Your instructions
This exercise asks for every line of the material that contains the word "title".
======== Source data ========
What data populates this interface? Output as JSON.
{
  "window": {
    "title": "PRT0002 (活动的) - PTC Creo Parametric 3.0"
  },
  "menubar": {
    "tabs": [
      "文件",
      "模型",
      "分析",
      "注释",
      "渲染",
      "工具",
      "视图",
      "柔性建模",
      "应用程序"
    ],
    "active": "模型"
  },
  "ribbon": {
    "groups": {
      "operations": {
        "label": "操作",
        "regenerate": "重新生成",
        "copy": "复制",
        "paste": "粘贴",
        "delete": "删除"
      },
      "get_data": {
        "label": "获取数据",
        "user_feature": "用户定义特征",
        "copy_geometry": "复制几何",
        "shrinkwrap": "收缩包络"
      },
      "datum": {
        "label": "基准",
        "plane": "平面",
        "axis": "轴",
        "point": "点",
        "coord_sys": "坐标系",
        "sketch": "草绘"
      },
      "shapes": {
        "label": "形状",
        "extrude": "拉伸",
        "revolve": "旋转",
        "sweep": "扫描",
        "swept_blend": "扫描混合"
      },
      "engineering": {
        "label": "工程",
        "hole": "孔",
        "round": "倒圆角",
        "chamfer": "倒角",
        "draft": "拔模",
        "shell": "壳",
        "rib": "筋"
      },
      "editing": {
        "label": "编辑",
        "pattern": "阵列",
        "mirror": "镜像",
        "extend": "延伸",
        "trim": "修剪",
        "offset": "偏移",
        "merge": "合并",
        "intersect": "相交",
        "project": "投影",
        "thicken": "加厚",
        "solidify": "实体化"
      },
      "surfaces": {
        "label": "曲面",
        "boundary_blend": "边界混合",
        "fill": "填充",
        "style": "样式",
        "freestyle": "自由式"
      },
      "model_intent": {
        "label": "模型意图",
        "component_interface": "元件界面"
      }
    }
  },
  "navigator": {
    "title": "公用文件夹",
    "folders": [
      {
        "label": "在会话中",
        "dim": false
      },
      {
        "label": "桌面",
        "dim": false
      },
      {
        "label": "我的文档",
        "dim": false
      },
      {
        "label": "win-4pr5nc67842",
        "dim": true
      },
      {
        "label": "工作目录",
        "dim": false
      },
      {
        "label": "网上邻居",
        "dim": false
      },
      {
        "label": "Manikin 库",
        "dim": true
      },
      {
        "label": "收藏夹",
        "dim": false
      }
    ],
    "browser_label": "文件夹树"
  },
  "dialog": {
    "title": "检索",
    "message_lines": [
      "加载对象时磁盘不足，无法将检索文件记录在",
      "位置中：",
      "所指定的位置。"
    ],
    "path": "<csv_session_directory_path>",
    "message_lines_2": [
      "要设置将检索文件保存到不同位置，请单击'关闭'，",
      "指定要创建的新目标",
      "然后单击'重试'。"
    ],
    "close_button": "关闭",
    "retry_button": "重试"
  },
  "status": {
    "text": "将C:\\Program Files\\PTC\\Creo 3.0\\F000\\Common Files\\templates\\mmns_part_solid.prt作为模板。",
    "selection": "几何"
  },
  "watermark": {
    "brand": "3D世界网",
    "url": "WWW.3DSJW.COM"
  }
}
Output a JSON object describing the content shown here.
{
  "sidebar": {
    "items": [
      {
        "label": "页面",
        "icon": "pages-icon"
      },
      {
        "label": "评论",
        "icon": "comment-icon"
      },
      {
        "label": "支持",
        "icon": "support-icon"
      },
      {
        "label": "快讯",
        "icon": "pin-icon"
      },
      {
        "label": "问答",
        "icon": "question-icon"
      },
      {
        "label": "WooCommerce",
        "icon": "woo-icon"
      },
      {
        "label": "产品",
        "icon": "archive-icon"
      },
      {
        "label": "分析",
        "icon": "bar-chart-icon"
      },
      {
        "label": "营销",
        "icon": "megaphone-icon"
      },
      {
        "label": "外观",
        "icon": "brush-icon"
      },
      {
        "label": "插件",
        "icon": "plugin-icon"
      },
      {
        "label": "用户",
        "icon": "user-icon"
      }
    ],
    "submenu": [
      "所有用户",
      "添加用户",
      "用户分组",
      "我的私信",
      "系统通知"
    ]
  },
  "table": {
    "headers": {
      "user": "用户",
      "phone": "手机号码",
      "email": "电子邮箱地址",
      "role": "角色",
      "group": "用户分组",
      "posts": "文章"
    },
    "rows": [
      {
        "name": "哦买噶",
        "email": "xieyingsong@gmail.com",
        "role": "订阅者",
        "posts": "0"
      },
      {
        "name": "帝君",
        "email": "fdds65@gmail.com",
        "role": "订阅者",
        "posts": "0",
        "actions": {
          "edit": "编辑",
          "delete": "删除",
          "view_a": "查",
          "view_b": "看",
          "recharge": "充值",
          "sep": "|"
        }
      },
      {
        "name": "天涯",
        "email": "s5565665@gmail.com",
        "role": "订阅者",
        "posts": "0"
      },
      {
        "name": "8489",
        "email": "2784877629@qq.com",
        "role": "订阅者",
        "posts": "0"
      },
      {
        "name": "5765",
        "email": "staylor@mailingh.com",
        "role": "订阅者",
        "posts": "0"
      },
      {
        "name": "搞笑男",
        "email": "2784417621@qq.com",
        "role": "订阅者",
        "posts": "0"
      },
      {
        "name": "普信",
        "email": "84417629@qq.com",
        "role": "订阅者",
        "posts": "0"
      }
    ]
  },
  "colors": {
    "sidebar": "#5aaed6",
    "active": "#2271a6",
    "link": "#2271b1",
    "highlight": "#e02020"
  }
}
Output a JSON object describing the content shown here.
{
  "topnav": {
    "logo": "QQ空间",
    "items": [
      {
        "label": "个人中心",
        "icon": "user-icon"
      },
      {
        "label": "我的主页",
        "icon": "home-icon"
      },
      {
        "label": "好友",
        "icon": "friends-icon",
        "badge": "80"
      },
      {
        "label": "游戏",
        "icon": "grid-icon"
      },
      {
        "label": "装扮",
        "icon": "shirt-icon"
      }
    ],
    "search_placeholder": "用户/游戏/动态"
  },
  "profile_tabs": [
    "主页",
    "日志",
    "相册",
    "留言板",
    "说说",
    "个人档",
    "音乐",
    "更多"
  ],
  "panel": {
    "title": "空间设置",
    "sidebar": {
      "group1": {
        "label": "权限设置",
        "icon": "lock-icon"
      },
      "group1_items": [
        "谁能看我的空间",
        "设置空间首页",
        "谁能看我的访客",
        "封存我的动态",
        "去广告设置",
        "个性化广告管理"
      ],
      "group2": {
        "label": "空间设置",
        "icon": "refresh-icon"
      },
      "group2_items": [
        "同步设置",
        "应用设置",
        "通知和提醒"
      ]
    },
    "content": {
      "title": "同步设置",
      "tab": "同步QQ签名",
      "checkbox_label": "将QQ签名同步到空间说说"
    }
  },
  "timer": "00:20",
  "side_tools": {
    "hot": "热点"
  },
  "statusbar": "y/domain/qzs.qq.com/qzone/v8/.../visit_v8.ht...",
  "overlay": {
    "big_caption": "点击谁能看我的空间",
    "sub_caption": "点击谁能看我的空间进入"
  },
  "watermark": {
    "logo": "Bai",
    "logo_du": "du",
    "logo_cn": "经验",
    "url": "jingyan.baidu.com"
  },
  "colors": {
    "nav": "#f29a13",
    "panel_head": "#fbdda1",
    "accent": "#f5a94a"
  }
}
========
Task result
    "title": "PRT0002 (活动的) - PTC Creo Parametric 3.0"
    "title": "公用文件夹",
    "title": "检索",
    "title": "空间设置",
      "title": "同步设置",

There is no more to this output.